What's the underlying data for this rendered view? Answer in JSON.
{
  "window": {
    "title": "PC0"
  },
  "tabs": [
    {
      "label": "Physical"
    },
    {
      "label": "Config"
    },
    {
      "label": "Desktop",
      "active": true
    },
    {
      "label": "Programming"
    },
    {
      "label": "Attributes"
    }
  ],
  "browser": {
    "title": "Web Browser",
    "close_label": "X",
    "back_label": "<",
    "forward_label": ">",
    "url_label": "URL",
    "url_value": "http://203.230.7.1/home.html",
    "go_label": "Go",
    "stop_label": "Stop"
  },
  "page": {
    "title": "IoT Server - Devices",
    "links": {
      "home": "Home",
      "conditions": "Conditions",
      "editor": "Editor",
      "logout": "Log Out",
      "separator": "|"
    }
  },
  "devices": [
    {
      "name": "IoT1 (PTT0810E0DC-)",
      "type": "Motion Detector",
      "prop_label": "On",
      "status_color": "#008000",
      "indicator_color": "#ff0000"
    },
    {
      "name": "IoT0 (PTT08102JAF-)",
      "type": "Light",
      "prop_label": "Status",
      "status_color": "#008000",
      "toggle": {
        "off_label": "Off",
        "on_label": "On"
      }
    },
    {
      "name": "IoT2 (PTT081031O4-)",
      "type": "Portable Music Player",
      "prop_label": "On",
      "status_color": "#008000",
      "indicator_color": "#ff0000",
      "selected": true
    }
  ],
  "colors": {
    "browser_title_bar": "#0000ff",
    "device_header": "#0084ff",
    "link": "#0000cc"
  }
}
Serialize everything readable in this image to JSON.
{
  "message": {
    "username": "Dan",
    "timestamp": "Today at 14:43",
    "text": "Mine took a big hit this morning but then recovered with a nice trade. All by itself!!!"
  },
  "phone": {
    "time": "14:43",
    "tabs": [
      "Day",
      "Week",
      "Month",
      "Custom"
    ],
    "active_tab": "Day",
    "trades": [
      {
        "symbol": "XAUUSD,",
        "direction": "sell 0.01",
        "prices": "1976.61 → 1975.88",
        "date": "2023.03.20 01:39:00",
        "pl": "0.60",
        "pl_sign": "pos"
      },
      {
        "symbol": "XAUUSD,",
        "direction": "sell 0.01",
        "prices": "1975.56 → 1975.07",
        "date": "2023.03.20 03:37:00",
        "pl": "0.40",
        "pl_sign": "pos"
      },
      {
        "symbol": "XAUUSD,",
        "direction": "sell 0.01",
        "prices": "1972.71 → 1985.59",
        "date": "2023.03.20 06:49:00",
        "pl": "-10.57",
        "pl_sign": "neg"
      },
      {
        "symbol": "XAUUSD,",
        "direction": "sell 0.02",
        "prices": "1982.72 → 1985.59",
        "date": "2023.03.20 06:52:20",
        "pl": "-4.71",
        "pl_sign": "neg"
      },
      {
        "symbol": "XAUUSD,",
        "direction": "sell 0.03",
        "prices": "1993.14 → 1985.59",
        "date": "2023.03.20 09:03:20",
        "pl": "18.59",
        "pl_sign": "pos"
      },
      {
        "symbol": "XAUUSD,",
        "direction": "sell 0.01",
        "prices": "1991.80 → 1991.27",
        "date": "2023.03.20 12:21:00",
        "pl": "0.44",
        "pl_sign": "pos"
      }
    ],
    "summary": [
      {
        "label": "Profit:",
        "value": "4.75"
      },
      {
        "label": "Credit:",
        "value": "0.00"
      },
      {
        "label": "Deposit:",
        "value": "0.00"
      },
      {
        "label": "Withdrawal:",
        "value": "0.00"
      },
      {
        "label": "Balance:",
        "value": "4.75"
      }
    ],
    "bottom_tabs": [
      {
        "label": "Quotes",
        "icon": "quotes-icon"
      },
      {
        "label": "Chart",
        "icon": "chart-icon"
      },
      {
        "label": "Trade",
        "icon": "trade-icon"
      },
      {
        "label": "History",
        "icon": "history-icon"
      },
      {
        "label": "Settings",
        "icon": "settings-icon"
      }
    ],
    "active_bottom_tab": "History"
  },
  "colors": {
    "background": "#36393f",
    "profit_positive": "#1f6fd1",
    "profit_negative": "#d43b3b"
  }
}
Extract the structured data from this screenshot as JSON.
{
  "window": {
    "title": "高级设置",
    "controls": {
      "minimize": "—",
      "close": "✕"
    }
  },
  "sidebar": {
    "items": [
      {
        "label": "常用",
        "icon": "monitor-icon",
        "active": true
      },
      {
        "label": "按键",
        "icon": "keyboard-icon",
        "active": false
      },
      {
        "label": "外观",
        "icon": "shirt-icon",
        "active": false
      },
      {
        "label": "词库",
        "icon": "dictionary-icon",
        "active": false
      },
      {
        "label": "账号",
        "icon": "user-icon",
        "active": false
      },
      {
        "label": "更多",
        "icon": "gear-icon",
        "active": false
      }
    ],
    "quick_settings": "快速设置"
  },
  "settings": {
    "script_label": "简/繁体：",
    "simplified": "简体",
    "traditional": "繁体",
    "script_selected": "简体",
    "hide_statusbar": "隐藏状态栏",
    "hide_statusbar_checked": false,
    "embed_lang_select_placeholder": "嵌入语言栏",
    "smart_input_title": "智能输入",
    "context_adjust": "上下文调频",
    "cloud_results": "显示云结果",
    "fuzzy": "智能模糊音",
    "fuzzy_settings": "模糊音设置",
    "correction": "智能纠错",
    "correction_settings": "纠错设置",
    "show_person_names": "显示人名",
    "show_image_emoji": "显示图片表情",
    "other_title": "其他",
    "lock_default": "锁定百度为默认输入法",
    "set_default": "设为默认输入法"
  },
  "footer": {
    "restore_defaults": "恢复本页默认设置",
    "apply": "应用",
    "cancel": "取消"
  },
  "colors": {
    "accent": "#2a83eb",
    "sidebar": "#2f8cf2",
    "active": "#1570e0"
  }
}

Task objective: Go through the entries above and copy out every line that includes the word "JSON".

Reply to the exercise:
What's the underlying data for this rendered view? Answer in JSON.
Serialize everything readable in this image to JSON.
Extract the structured data from this screenshot as JSON.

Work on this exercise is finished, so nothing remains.